==== PROVIDED DATA ====

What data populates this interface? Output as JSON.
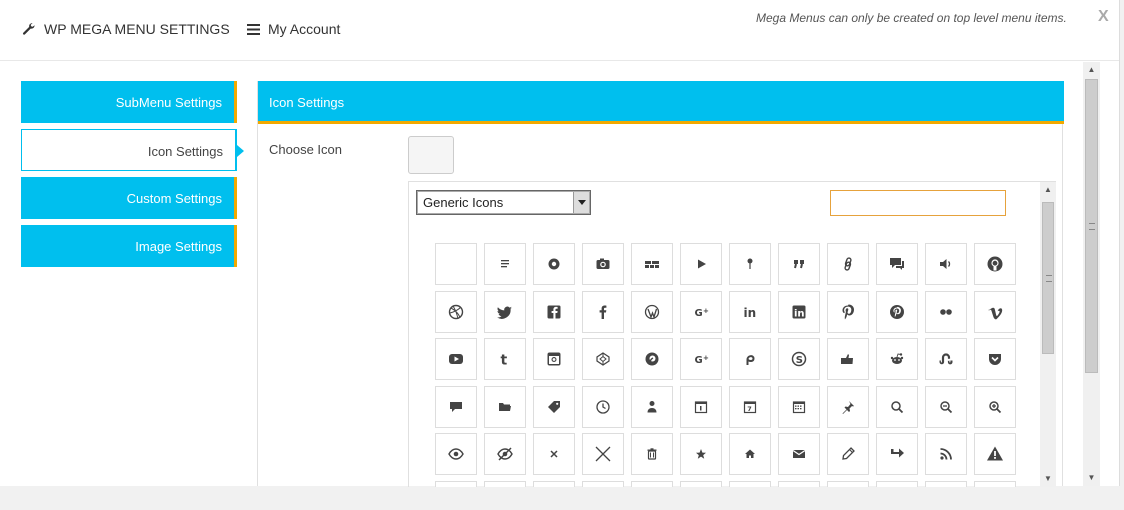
{
  "topbar": {
    "settings_title": "WP MEGA MENU SETTINGS",
    "account_label": "My Account",
    "notice": "Mega Menus can only be created on top level menu items.",
    "close_label": "X"
  },
  "tabs": [
    {
      "label": "SubMenu Settings",
      "active": false
    },
    {
      "label": "Icon Settings",
      "active": true
    },
    {
      "label": "Custom Settings",
      "active": false
    },
    {
      "label": "Image Settings",
      "active": false
    }
  ],
  "panel": {
    "title": "Icon Settings",
    "choose_icon_label": "Choose Icon",
    "icon_set_selected": "Generic Icons",
    "search_value": ""
  },
  "colors": {
    "accent": "#00bfee",
    "tab_border": "#f2a900",
    "icon": "#444444"
  },
  "icons": [
    [
      "blank-icon",
      "standard-icon",
      "aside-icon",
      "image-icon",
      "gallery-icon",
      "video-icon",
      "status-icon",
      "quote-icon",
      "link-icon",
      "chat-icon",
      "audio-icon",
      "github-icon"
    ],
    [
      "dribbble-icon",
      "twitter-icon",
      "facebook-square-icon",
      "facebook-icon",
      "wordpress-icon",
      "googleplus-icon",
      "linkedin-icon",
      "linkedin-square-icon",
      "pinterest-icon",
      "pinterest-circle-icon",
      "flickr-icon",
      "vimeo-icon"
    ],
    [
      "youtube-icon",
      "tumblr-icon",
      "instagram-icon",
      "codepen-icon",
      "polldaddy-icon",
      "googleplus-alt-icon",
      "path-icon",
      "skype-icon",
      "digg-icon",
      "reddit-icon",
      "stumbleupon-icon",
      "pocket-icon"
    ],
    [
      "comment-icon",
      "category-icon",
      "tag-icon",
      "time-icon",
      "user-icon",
      "day-icon",
      "week-icon",
      "month-icon",
      "pinned-icon",
      "search-icon",
      "unzoom-icon",
      "zoom-icon"
    ],
    [
      "show-icon",
      "hide-icon",
      "close-icon",
      "close-alt-icon",
      "trash-icon",
      "star-icon",
      "home-icon",
      "mail-icon",
      "edit-icon",
      "reply-icon",
      "feed-icon",
      "warning-icon"
    ],
    [
      "share-icon",
      "attachment-icon",
      "location-icon",
      "checkmark-icon",
      "menu-icon",
      "refresh-icon",
      "minimize-icon",
      "maximize-icon",
      "404-icon",
      "spam-icon",
      "summary-icon",
      "cloud-icon"
    ]
  ]
}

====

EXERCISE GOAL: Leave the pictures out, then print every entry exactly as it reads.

TASK ANSWER:
What data populates this interface? Output as JSON.
{
  "topbar": {
    "settings_title": "WP MEGA MENU SETTINGS",
    "account_label": "My Account",
    "notice": "Mega Menus can only be created on top level menu items.",
    "close_label": "X"
  },
  "tabs": [
    {
      "label": "SubMenu Settings",
      "active": false
    },
    {
      "label": "Icon Settings",
      "active": true
    },
    {
      "label": "Custom Settings",
      "active": false
    },
    {
      "label": "Image Settings",
      "active": false
    }
  ],
  "panel": {
    "title": "Icon Settings",
    "choose_icon_label": "Choose Icon",
    "icon_set_selected": "Generic Icons",
    "search_value": ""
  },
  "colors": {
    "accent": "#00bfee",
    "tab_border": "#f2a900",
    "icon": "#444444"
  },
  "icons": [
    [
      "blank-icon",
      "standard-icon",
      "aside-icon",
      "image-icon",
      "gallery-icon",
      "video-icon",
      "status-icon",
      "quote-icon",
      "link-icon",
      "chat-icon",
      "audio-icon",
      "github-icon"
    ],
    [
      "dribbble-icon",
      "twitter-icon",
      "facebook-square-icon",
      "facebook-icon",
      "wordpress-icon",
      "googleplus-icon",
      "linkedin-icon",
      "linkedin-square-icon",
      "pinterest-icon",
      "pinterest-circle-icon",
      "flickr-icon",
      "vimeo-icon"
    ],
    [
      "youtube-icon",
      "tumblr-icon",
      "instagram-icon",
      "codepen-icon",
      "polldaddy-icon",
      "googleplus-alt-icon",
      "path-icon",
      "skype-icon",
      "digg-icon",
      "reddit-icon",
      "stumbleupon-icon",
      "pocket-icon"
    ],
    [
      "comment-icon",
      "category-icon",
      "tag-icon",
      "time-icon",
      "user-icon",
      "day-icon",
      "week-icon",
      "month-icon",
      "pinned-icon",
      "search-icon",
      "unzoom-icon",
      "zoom-icon"
    ],
    [
      "show-icon",
      "hide-icon",
      "close-icon",
      "close-alt-icon",
      "trash-icon",
      "star-icon",
      "home-icon",
      "mail-icon",
      "edit-icon",
      "reply-icon",
      "feed-icon",
      "warning-icon"
    ],
    [
      "share-icon",
      "attachment-icon",
      "location-icon",
      "checkmark-icon",
      "menu-icon",
      "refresh-icon",
      "minimize-icon",
      "maximize-icon",
      "404-icon",
      "spam-icon",
      "summary-icon",
      "cloud-icon"
    ]
  ]
}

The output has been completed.